Because it enjoys low light conditions, put off bright lights after sunset so that your Poecilia latipinna can sleep undisturbed until morning. Do not overfeed these fish, as they are prone to overeating and developing swim bladder problems. In addition, do not house them with larger fish due to their small size.
Finally, keep water quality high by doing regular water changes every week or two using aged water from your aquarium filter or an outside source. The sailfin molly requires a weekly water change of about 10 percent, although weekly replacement may be necessary for some aquarists.
Be careful when handling your Poecilia latipinna because its fins have delicate spines along their edges that can easily tear if mishandled.
Sailfin molly lifespan
These species of fish can live up to 3-5 years in captivity with good water parameters and proper care.
Parasites and diseases
Sailfin mollies are relatively hardy fish and can handle a range of water conditions. However, they do have their limits, particularly when it comes to parasites and diseases. They’re susceptible to external parasites such as anchor worms, which are caused by a species of worm that attaches itself to your fish’s skin.
Anchor worms aren’t usually fatal but can be unsightly and cause inflammation in your fish if left untreated. As with most external parasites, anchor worms are usually treated with medicated food or salt baths. In addition to anchor worms, sailfin mollies are also prone to other types of external parasites such as flukes and gill flukes.
These parasites tend to be more common in tanks with low levels of dissolved oxygen, so keep an eye on your tank’s oxygen levels if you notice any signs of disease.

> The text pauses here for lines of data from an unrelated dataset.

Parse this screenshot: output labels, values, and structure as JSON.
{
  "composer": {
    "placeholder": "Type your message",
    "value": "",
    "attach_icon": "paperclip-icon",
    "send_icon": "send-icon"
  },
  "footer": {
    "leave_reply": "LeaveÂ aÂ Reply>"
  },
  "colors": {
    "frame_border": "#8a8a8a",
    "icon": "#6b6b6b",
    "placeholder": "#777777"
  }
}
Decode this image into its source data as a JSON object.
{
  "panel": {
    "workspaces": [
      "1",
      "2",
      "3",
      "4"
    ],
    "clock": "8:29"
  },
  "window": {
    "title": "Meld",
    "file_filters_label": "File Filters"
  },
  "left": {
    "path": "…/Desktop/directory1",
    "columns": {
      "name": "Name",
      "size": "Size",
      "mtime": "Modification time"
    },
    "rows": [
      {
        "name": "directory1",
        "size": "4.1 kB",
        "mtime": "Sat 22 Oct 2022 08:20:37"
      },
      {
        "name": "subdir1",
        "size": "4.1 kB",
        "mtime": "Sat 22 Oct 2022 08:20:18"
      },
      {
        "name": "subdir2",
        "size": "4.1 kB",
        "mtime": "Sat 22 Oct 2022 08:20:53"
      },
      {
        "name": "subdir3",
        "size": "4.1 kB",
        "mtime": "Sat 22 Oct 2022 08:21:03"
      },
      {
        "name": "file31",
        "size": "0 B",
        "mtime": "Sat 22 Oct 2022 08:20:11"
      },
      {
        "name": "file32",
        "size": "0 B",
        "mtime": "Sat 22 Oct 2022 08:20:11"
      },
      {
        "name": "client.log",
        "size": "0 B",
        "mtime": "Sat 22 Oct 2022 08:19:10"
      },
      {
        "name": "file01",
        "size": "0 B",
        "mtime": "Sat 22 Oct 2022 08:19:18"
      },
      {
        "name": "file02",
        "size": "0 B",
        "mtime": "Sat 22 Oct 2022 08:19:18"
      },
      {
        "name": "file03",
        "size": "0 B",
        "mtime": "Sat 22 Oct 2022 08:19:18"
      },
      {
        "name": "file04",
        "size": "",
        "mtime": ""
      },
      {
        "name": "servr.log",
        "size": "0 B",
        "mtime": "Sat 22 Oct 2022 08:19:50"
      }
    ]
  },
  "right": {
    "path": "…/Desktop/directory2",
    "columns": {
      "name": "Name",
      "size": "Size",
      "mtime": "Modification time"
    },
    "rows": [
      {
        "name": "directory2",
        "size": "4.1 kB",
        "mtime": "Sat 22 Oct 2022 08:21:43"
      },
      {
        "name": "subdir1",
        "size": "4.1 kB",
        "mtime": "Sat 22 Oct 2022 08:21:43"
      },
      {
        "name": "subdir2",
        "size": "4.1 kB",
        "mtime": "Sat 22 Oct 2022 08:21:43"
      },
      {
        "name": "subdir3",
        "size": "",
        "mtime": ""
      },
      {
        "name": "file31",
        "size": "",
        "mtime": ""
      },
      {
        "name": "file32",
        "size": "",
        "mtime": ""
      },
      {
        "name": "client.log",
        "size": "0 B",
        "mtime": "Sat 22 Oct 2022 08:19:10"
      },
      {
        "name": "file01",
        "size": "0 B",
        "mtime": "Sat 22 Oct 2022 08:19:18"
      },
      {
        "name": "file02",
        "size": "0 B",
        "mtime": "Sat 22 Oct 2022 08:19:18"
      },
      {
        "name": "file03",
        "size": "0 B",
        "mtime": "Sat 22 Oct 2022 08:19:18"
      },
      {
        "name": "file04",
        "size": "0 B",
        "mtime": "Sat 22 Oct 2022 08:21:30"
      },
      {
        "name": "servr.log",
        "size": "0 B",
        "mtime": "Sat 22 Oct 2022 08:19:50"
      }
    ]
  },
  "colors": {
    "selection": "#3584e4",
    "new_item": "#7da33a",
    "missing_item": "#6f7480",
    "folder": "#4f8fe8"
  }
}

Their predators include bass, bluegill, catfish, perch, and turtles. They are also preyed upon by birds. Because they are such an easy target for so many predators, it’s important that you keep them in an aquarium with a cover on them if you have pets or small children in your home.
Do they make good pets?
Yes, but they are pretty large and require a lot of space. They are hardy and don’t require a lot of attention, which makes them good fish for kids who want to learn how to care for pets. Sailfin mollies make good community fish as well.
They can be kept with other mollies, other livebearers like guppies and swordtails, freshwater shrimp, or small fish such as tetras or zebra danios. In fact, sailfin mollies will eat any fish small enough to fit in their mouths! This means that if you have smaller fish in your tank, you should keep an eye on your sailfins at all times.
If you plan on keeping other species with your sailfins, it is recommended that you keep only one male per tank—they are extremely territorial and will fight to the death if there is more than one male in a tank.